He is the former actor and comedian who now finds himself squared up against a Russian President apparently determined to prove that the might of his country cannot be matched.

The unconventional trajectory of 44-year-old Volodymyr Zelensky's political career owes much to the events of 2014, when popular protest brought down the country's then president Viktor Yanukovich.

Mr Yanukovich's heavy reliance on Moscow was not enough to protect him and he eventually fled Kyiv as the "Maidan Revolution" saw the old style pro-Russian leadership replaced with a generation which wanted to foster closer ties to the West.

Unsurprisingly such a move angered the Kremlin, which refused to recognise Ukraine's new government. It seized Crimea and backed separatists in eastern Ukraine in a war which has raged in the region ever since.

Mr Zelensky was a well-known actor and comedian who had starred in film and television and become a household name through his work with the comedy group Kvartal 95.

By 2015 he was playing the lead character in 'Servant of the People', a hugely popular Ukrainian show about an unknown teacher flung into the presidency after a video of him ranting against political ineptitude and corruption goes viral.
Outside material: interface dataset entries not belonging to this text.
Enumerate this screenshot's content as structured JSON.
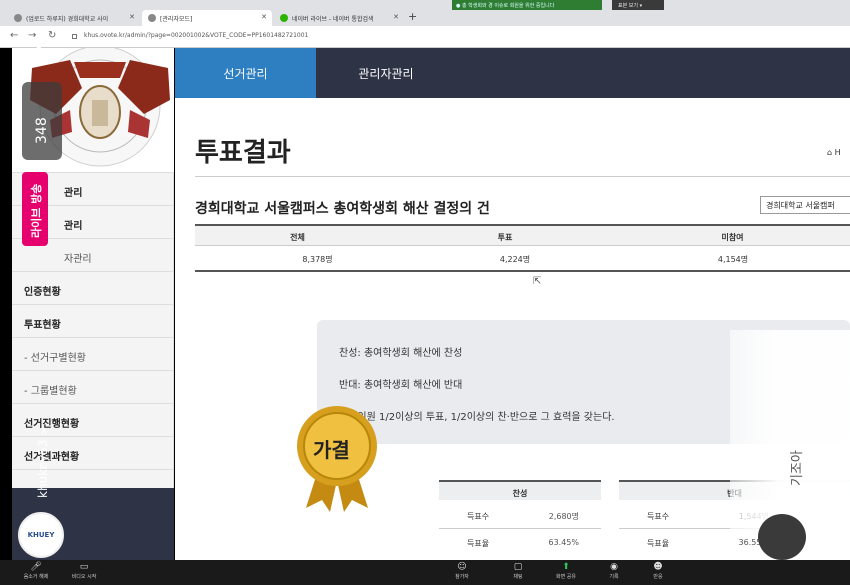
{
  "browser": {
    "tabs": [
      {
        "label": "(업로드 하루지) 경희대학교 사이"
      },
      {
        "label": "[관리자모드]"
      },
      {
        "label": "네이버 라이브 - 네이버 통합검색"
      }
    ],
    "new_tab": "+",
    "notice": "● 총 학생회와 경 이슈로 회원을 위한 중입니다",
    "view_button": "표본 보기 ▾",
    "url": "khus.ovote.kr/admin/?page=002001002&VOTE_CODE=PP1601482721001"
  },
  "sidebar": {
    "logo_text": "KYUNG HEE UNIVERSITY",
    "items": [
      {
        "label": "관리"
      },
      {
        "label": "관리"
      },
      {
        "label": "자관리"
      },
      {
        "label": "인증현황"
      },
      {
        "label": "투표현황"
      },
      {
        "label": "- 선거구별현황"
      },
      {
        "label": "- 그룹별현황"
      },
      {
        "label": "선거진행현황"
      },
      {
        "label": "선거결과현황"
      }
    ]
  },
  "topnav": {
    "election_mgmt": "선거관리",
    "admin_mgmt": "관리자관리"
  },
  "page": {
    "title": "투표결과",
    "breadcrumb": "⌂ H",
    "election_title": "경희대학교 서울캠퍼스 총여학생회 해산 결정의 건",
    "election_select": "경희대학교 서울캠퍼"
  },
  "summary": {
    "headers": [
      "전체",
      "투표",
      "미참여"
    ],
    "values": [
      "8,378명",
      "4,224명",
      "4,154명"
    ]
  },
  "notice": {
    "line1": "찬성: 총여학생회 해산에 찬성",
    "line2": "반대: 총여학생회 해산에 반대",
    "line3": "재적인원 1/2이상의 투표, 1/2이상의 찬·반으로 그 효력을 갖는다."
  },
  "medal": {
    "label": "가결"
  },
  "results": {
    "for_label": "찬성",
    "against_label": "반대",
    "votes_label": "득표수",
    "rate_label": "득표율",
    "for_votes": "2,680명",
    "for_rate": "63.45%",
    "against_votes": "1,544명",
    "against_rate": "36.55%"
  },
  "overlay": {
    "close": "✕",
    "viewers": "348",
    "live_badge": "라이브 방송",
    "streamer": "khukey53",
    "streamer_chevron": ">",
    "badge_text": "KHUEY",
    "side_text": "기조아"
  },
  "bottombar": [
    {
      "label": "음소거 해제",
      "icon": "microphone-icon"
    },
    {
      "label": "비디오 시작",
      "icon": "video-icon"
    },
    {
      "label": "참가자",
      "icon": "participants-icon"
    },
    {
      "label": "채팅",
      "icon": "chat-icon"
    },
    {
      "label": "화면 공유",
      "icon": "share-screen-icon"
    },
    {
      "label": "기록",
      "icon": "record-icon"
    },
    {
      "label": "반응",
      "icon": "reactions-icon"
    }
  ],
  "colors": {
    "nav_active": "#2d7fc1",
    "nav_dark": "#2e3345",
    "live_pink": "#e6006e",
    "medal_gold": "#d6a01e"
  }
}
The role would prove a critical staging point in Mr Zelensky's journey from actor to politician. He would even go on to call his political party Servant of the People when he chose to run for the presidency.

In 2019 he won a landslide victory with over 73% of the vote. He had taken on the opposing candidate of sitting president Petro Poroshenko, who focused much attention during the campaign on Mr Zelinsky's perceived lack of experience.

A qualified lawyer, Mr Zelensky made that lack of political background a positive, arguing that it made him a breath of fresh air from the traditional politicians who had gone before. He argued that his charm came from being different to other politicians who many Ukrainians had tired of at that point.

He also campaigned differently, going directly to the electorate, focusing time and effort on using social media to get his message across.

Andrew Rasiulis, a fellow of the Canadian Global Affairs Institute, wrote at the time of Mr Zelensky's election that his inauguration speech was "remarkable for what it said and what it did not say. The Ukrainian electorate demanded change from the encrusted old guard of Ukrainian politics... Day one of Zelinsky's term suggests that a new era in Ukrainian politics has indeed arrived".

That new era was one which would be based on ending the war in eastern Ukraine. Finding peace with Russia had been a central tenet of Mr Zelensky's campaign, as he told a country sick of warring with Russia that he would bring a resolution to the conflict.

He attempted to do so through dialogue and to implement the Minsk accords, but no lasting peace was ever found and tensions have only increased in recent years, leading to the current crisis.

Volodymyr Zelensky meeting with Joe Biden at the White House in September 2021
Volodymyr Zelensky meeting with Joe Biden at the White House in September 2021

It was a brush with another politician who styled himself as a maverick and mould-breaker which previously brought Mr Zelensky into a global spotlight. In 2019, US president Donald Trump asked the Ukrainian president to launch an investigation into corruption allegations against Joe Biden, who was polling ahead of Mr Trump in the run-up to the US election.

The phone call between the two men was leaked by a whistleblower with Mr Trump facing accusations that he was illegally pressuring Mr Zelensky to help damage his political rival, a claim Mr Trump denied. Mr Zelensky was adamant no quid pro quo had taken place, and that no investigation had been launched.

Now Mr Zelensky finds himself looking to Mr Biden to rally Western support as he navigates the prospect of war in Europe.

"We expect clear and effective steps of support from our partners," Mr Zelensky has said in recent days. "It is very important to see who is our real friend and partner, and who will continue to scare the Russian Federation with words."